The Importance of Pre-K
By: Penny Thompson, PhD, Pre-K Director of the Lebanon Special School District
I have always taught in the early grades, and my PhD is in literacy. After being introduced to the research behind the importance of language and phonemic awareness, especially in the early years, I made it my mission to institute sounds-first instruction in myour district.
What is this research that has so driven my passion? It couldn’t be more clear: 90 percent of brain development occurs before kKindergarten. This is why access to quality Pre-K is so important -- it builds the necessary language exposure to ensure that all students begin kKindergarten with the foundation they need for success in literacy. Doing this can help close achievement gaps and prevent the need for intervention in later grades.
Laying the Foundation
In strong, language-rich Pre-K classrooms, teachers are constantly facilitating conversation -- talking with students, asking them questions, and assessing and advancing their learning. They schedule purposeful play and language-building learning opportunities throughout the entire day. They read aloud to students, create opportunities for interactive reading time, and encourage social conversations with academic prompts. Even during mealtimes, students are invited to interact with one another and make connections. No opportunity is wasted to intentionally engage a child in language.
The result is an environment where students are always listening and learning. Their entire day is filled with sounds, with talking and learning from one another and making language connections. When their language buckets are filled, and when they’re able to start to hear and distinguish sounds in words, then the foundation is laid for them to begin to manipulate and decode those sounds.
For our district, it was not enough to simply adopt a high-quality sounds-first curriculum in the Pre-K classroom; we also had to give teachers the necessary support to execute the curriculum. This meant arming them with high-quality instructional materials and providing them with individual coaching to help them execute activities and reflect on how they could grow.
It also took me personally walking into classrooms and sharing my feedback. From the very beginning, I made sure our teachers knew I wouldn't ask them to do anything I wouldn't do myself. It was that trust that allowed us to adopt the sounds-first foundational skills supplement last year and to see its immediate impact.
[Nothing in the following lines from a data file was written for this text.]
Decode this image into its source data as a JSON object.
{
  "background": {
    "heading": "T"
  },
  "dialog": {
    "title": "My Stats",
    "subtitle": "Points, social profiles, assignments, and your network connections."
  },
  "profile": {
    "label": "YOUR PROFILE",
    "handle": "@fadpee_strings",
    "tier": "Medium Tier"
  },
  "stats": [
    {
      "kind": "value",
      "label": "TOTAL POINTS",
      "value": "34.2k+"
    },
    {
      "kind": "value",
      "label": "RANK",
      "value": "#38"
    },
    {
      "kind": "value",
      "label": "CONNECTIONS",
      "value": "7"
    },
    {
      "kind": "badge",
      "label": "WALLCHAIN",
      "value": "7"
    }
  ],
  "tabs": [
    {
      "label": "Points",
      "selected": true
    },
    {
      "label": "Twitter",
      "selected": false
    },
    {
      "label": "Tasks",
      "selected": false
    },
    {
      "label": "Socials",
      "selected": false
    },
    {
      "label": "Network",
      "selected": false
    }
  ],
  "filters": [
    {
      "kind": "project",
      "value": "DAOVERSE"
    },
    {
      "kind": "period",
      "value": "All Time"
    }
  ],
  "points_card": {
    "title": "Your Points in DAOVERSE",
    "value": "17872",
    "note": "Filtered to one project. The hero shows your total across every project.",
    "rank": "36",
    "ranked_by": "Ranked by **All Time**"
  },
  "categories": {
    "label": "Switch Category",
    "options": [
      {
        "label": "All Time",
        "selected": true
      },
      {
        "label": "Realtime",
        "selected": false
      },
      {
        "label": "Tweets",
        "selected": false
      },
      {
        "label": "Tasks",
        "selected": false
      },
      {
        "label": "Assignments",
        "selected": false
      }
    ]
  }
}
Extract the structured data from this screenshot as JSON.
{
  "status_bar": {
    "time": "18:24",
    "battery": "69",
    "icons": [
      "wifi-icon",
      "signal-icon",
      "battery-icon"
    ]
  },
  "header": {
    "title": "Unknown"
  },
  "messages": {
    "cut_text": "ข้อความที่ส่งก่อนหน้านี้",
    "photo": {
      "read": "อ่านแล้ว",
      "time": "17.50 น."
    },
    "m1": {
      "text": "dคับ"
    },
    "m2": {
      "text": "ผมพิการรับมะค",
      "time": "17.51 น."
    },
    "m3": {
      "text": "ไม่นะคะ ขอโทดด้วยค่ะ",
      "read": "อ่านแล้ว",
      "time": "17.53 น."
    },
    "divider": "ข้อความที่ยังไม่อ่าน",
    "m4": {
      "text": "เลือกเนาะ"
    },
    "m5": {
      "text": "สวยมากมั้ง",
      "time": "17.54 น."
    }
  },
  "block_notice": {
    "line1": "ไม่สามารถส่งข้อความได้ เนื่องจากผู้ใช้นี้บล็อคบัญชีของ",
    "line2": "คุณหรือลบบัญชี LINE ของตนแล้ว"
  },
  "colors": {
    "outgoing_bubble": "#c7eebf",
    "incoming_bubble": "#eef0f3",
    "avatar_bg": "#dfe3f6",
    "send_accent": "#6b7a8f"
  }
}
After a year of trusting the process and the research, my teachers are already seeing the difference in our students. We have barely started the school year and yet kKindergarten teachers are struck by our students’ phonemic and phonological awareness.
My teachers report that our students are much more comfortable and confident in identifying, pulling out, and manipulating sounds. In past years, my teachers would hope that their kids could identify a rhyme by the end of Pre-K. But after just one year of sounds-first instruction, our students not only recognized rhymes but produced them as well. Their ability to sound out words early on will allow them to write earlier in the kKindergarten year as well.
Our first grade teachers are seeing kids coming into this year with advanced skills they have never seen before. And kKindergarten teachers are receiving the validation that the effort they poured into last year worked. What's more: In recent years, the district EL Director has stated that while some English Language learners in Pre-K have needed intervention going into kKindergarten, most all have not needed intervention in kKindergarten.
These results are especially outstanding considering the challenging school year we had last year - with hybrid learning, remote learning, etc. The sounds-first foundational skills program was definitely the missing puzzle piece we needed.
Building a Pre-K Program
My district is proof that if administrators and supervisors invest in early grades, they will ensure better outcomes for all students.
How can leaders successfully support a strong Pre-K program?
At the district level, it begins with outlining a literacy vision focused on student outcomes and identifying district-wide goals, which are clearly communicated with stakeholders. It then requires adopting a strong foundational skills curriculum in Pre-K alongside access to universal high-quality materials and high-quality instruction in grades K-2.
At the school and administrative level, support comes in the form of professional learning and teacher empowerment. If you put the materials in teachers' hands and offer them ongoing professional learning opportunities, individualized and grade-level coaching, lesson planning support systems, consistent access to resources and tools, and training such as the Reading 360 Early Reading Training, you are setting them up for success.
Finally, it takes all stakeholders being committed to building the program. Directors, administrators, and leaders must all be learners: asking teachers about their materials, asking teachers what they're doing and why they're doing it, and ensuring teachers know they are going to be supported every step of the way.
Once all of this is in place, only then will we see our youngest students finding success. Only then will we have laid the early literacy foundation to ensure all students are reading on grade level by third grade.